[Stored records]

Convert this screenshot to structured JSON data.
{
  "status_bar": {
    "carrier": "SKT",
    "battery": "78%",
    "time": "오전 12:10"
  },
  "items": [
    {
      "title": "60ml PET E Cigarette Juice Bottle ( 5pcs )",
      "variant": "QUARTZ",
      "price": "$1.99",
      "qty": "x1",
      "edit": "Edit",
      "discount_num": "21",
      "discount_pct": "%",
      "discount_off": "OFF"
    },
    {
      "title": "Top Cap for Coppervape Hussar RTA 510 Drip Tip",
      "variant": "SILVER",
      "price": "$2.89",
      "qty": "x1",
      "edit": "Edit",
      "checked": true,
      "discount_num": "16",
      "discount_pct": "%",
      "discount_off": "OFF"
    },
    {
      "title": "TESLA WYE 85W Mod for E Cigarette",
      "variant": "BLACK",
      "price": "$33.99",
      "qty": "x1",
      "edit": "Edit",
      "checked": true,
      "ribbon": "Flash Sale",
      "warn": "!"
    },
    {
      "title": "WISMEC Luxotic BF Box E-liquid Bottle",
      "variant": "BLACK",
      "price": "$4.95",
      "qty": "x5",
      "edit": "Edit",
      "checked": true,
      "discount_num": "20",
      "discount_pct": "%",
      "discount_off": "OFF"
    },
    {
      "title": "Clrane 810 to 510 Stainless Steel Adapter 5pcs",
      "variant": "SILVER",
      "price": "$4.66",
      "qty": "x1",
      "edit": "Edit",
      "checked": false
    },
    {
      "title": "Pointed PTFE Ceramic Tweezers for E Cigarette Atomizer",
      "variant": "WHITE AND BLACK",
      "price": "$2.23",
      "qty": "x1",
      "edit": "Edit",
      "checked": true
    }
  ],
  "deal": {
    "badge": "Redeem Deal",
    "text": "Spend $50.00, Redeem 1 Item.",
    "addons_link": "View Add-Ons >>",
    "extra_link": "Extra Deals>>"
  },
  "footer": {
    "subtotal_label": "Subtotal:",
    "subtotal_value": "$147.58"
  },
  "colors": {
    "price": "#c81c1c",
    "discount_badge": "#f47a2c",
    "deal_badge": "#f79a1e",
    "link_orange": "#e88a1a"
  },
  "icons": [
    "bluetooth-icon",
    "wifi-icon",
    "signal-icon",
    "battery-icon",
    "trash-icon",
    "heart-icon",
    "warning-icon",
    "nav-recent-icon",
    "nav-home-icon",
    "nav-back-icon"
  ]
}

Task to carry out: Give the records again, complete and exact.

Solution to this exercise:
Convert this screenshot to structured JSON data.
{
  "status_bar": {
    "carrier": "SKT",
    "battery": "78%",
    "time": "오전 12:10"
  },
  "items": [
    {
      "title": "60ml PET E Cigarette Juice Bottle ( 5pcs )",
      "variant": "QUARTZ",
      "price": "$1.99",
      "qty": "x1",
      "edit": "Edit",
      "discount_num": "21",
      "discount_pct": "%",
      "discount_off": "OFF"
    },
    {
      "title": "Top Cap for Coppervape Hussar RTA 510 Drip Tip",
      "variant": "SILVER",
      "price": "$2.89",
      "qty": "x1",
      "edit": "Edit",
      "checked": true,
      "discount_num": "16",
      "discount_pct": "%",
      "discount_off": "OFF"
    },
    {
      "title": "TESLA WYE 85W Mod for E Cigarette",
      "variant": "BLACK",
      "price": "$33.99",
      "qty": "x1",
      "edit": "Edit",
      "checked": true,
      "ribbon": "Flash Sale",
      "warn": "!"
    },
    {
      "title": "WISMEC Luxotic BF Box E-liquid Bottle",
      "variant": "BLACK",
      "price": "$4.95",
      "qty": "x5",
      "edit": "Edit",
      "checked": true,
      "discount_num": "20",
      "discount_pct": "%",
      "discount_off": "OFF"
    },
    {
      "title": "Clrane 810 to 510 Stainless Steel Adapter 5pcs",
      "variant": "SILVER",
      "price": "$4.66",
      "qty": "x1",
      "edit": "Edit",
      "checked": false
    },
    {
      "title": "Pointed PTFE Ceramic Tweezers for E Cigarette Atomizer",
      "variant": "WHITE AND BLACK",
      "price": "$2.23",
      "qty": "x1",
      "edit": "Edit",
      "checked": true
    }
  ],
  "deal": {
    "badge": "Redeem Deal",
    "text": "Spend $50.00, Redeem 1 Item.",
    "addons_link": "View Add-Ons >>",
    "extra_link": "Extra Deals>>"
  },
  "footer": {
    "subtotal_label": "Subtotal:",
    "subtotal_value": "$147.58"
  },
  "colors": {
    "price": "#c81c1c",
    "discount_badge": "#f47a2c",
    "deal_badge": "#f79a1e",
    "link_orange": "#e88a1a"
  },
  "icons": [
    "bluetooth-icon",
    "wifi-icon",
    "signal-icon",
    "battery-icon",
    "trash-icon",
    "heart-icon",
    "warning-icon",
    "nav-recent-icon",
    "nav-home-icon",
    "nav-back-icon"
  ]
}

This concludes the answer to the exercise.